Markets across Europe cheered as Italy’s €17bn (£15bn) bail-out of two Italian banks was approved – but it raised questions over rules designed to end taxpayer-funded rescues.
Shares in the sector rose while Italian and other Eurozone bond yields fell – meaning lower borrowing costs for governments – as the package eased some of the fears over toxic loans choking the country’s banking system.
The rescue for customers and investors in the failing Veneto Banca and Banca Popolare di Vicenza produced a sigh of relief for other banks wary of having to shoulder the burden of their collapse.
But it was little comfort for staff of the failing lenders as Intesa Sanpaolo, the bank which is picking up viable parts of the lenders for a token €1, said it would close 600 branches and lay off 3,900 staff.
The rescue over the weekend saw the Italian government pump €5bn into Intesa to help shore up its finances and offer a further €12bn in guarantees to shield it from any unexpected loss.
It was quickly approved by the European Commission, despite regulations preventing state bail-outs of banks – but not without criticism.
Markus Ferber, a German Christian Democrat MEP, said: “With this decision, the Commission is leading the banking union to its deathbed.
“The promise that future taxpayers will no longer be held liable for ailing banks is gone once and for all.”
The latest deal comes after Rome was allowed by European authorities to bail out the country’s fourth biggest bank, Monte dei Paschi di Siena (MPS), for up to €6.6bn.
It sidesteps a potential wind-down under tougher EU rules which would have seen the rest of the Italian banking sector facing the €12.5bn cost of guaranteeing deposits below €100,000.
The latest rescue plus that of MPS take €45bn in bad loans off the Italian banking sector’s balance sheet, but it remains saddled with some €300bn of debt that has gone sour.
Italy’s MIB stock index was up 1.4% but lost some of its spark later in the session.
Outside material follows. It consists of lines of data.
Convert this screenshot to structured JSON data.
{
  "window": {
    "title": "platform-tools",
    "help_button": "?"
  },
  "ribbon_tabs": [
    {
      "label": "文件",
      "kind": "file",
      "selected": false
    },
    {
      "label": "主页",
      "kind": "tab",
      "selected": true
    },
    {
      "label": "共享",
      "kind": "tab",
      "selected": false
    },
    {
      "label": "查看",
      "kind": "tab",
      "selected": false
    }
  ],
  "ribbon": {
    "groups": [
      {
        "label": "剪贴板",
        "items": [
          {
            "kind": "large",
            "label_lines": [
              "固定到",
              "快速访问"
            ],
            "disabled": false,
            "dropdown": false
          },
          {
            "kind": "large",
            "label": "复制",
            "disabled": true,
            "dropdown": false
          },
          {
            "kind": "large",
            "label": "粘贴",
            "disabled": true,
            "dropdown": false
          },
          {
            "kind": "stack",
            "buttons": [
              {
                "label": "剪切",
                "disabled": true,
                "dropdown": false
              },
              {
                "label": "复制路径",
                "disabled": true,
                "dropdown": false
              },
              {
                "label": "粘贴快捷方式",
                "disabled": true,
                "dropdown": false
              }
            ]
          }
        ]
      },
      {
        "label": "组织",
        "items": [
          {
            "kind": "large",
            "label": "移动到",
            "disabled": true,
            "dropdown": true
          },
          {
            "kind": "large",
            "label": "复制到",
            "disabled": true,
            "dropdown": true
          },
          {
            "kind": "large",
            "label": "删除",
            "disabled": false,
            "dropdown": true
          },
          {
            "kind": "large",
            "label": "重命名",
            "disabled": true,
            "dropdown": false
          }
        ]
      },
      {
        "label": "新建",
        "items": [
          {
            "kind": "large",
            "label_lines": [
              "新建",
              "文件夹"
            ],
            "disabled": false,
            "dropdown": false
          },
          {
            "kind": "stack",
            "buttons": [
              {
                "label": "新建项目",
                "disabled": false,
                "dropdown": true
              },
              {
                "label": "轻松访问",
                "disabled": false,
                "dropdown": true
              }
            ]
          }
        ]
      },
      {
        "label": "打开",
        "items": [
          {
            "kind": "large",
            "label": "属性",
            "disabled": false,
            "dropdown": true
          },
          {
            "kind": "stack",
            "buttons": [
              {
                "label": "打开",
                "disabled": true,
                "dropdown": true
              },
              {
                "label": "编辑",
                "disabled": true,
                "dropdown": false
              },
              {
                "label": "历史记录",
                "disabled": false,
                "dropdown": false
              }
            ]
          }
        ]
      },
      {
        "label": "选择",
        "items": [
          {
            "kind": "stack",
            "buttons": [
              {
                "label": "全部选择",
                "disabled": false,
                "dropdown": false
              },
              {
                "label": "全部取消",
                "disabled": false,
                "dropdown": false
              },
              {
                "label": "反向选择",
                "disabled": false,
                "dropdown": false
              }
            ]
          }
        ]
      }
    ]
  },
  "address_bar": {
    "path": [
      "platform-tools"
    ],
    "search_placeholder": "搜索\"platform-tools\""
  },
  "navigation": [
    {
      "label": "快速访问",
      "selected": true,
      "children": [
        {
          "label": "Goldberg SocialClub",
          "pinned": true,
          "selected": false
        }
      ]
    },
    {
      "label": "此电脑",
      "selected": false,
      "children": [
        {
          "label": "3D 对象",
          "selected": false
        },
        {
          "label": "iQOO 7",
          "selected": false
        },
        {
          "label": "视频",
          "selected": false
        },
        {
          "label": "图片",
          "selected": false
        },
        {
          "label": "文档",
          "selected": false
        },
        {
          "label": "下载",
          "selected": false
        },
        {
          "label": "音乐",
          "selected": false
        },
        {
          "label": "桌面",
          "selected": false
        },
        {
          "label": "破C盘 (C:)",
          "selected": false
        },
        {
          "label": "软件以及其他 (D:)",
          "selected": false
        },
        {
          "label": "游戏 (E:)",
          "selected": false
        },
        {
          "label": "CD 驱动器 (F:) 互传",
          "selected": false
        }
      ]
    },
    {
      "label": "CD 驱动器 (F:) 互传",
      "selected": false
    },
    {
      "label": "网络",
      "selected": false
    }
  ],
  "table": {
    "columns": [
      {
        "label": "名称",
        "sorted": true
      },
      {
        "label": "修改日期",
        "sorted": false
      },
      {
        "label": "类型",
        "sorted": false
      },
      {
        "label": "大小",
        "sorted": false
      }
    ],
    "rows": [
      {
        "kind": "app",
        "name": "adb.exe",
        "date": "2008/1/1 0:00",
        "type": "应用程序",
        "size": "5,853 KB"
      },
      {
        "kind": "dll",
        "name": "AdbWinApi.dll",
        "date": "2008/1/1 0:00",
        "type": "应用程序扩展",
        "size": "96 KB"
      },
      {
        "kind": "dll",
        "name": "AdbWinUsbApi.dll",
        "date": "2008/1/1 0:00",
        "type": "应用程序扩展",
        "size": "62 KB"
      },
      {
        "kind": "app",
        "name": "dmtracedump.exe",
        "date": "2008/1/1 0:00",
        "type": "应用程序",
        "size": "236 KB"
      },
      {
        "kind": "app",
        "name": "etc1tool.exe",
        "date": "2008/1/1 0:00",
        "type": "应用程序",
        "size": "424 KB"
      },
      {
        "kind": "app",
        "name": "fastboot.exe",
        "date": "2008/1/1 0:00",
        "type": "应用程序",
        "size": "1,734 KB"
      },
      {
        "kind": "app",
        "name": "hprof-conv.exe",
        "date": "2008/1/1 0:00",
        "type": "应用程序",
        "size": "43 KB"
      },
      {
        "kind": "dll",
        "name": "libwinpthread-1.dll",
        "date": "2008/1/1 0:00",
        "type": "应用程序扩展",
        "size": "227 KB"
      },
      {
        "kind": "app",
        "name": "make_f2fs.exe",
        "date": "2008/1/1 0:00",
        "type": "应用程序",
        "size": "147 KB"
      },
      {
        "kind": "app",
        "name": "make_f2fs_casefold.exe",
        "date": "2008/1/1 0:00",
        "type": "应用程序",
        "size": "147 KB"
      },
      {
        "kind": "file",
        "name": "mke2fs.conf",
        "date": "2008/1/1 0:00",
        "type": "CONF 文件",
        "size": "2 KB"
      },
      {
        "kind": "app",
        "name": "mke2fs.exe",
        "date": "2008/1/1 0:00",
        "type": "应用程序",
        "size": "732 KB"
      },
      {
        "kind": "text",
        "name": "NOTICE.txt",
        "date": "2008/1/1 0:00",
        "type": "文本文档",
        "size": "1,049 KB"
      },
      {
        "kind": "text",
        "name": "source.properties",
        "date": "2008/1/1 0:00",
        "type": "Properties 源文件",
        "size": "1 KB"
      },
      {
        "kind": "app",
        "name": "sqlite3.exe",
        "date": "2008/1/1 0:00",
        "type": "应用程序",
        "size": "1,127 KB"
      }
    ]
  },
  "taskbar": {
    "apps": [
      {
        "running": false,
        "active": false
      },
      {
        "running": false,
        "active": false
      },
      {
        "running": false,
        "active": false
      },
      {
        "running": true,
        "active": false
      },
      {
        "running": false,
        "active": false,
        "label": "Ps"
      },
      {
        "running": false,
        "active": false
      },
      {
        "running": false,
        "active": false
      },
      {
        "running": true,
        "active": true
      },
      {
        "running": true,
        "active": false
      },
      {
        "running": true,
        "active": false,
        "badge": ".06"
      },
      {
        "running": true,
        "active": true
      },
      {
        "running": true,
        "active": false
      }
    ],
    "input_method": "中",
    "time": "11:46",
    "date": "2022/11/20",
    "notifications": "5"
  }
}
Intesa, which is effectively being allowed to cherry pick the best parts of the failing lenders, was 4.2% up by the close.
Markets in the UK, Germany and France were also ahead.
In London, Royal Bank of Scotland, Barclays and HSBC were among the main risers on the FTSE 100 Index.